* Problem to solve *
Show, in full, each line of the data that contains "icon".

* Given information *
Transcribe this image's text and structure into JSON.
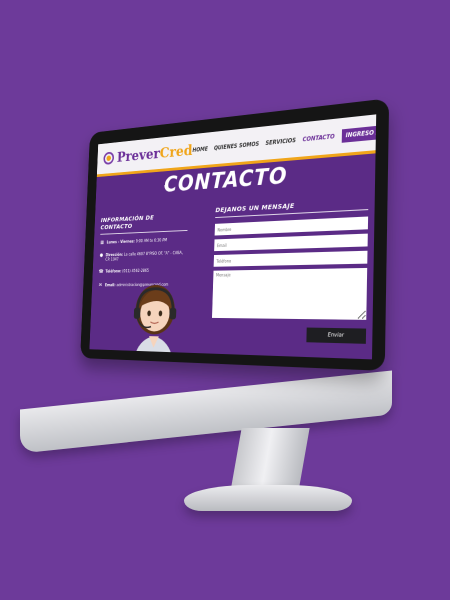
{
  "site": {
    "logo": {
      "name_a": "Prever",
      "name_b": "Cred"
    },
    "nav": [
      {
        "label": "HOME"
      },
      {
        "label": "QUIENES SOMOS"
      },
      {
        "label": "SERVICIOS"
      },
      {
        "label": "CONTACTO"
      },
      {
        "label": "INGRESO A CONVERSIONES"
      }
    ],
    "page_title": "CONTACTO",
    "info": {
      "heading": "INFORMACIÓN DE CONTACTO",
      "rows": [
        {
          "icon": "calendar-icon",
          "label": "Lunes - Viernes:",
          "value": "9:00 AM to 6:30 PM"
        },
        {
          "icon": "location-icon",
          "label": "Dirección:",
          "value": "La calle 4607 8°PISO OF. \"A\" - CABA, CP. 1047"
        },
        {
          "icon": "phone-icon",
          "label": "Teléfono:",
          "value": "(011) 4562-2865"
        },
        {
          "icon": "email-icon",
          "label": "Email:",
          "value": "administracion@prevercred.com"
        }
      ]
    },
    "form": {
      "heading": "DEJANOS UN MENSAJE",
      "fields": [
        {
          "placeholder": "Nombre"
        },
        {
          "placeholder": "Email"
        },
        {
          "placeholder": "Teléfono"
        },
        {
          "placeholder": "Mensaje"
        }
      ],
      "submit_label": "Enviar"
    },
    "colors": {
      "brand_purple": "#6b2f98",
      "accent_orange": "#f0a51a",
      "background": "#6d3a9a"
    }
  }
}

* Solution *
          "icon": "calendar-icon",
          "icon": "location-icon",
          "icon": "phone-icon",
          "icon": "email-icon",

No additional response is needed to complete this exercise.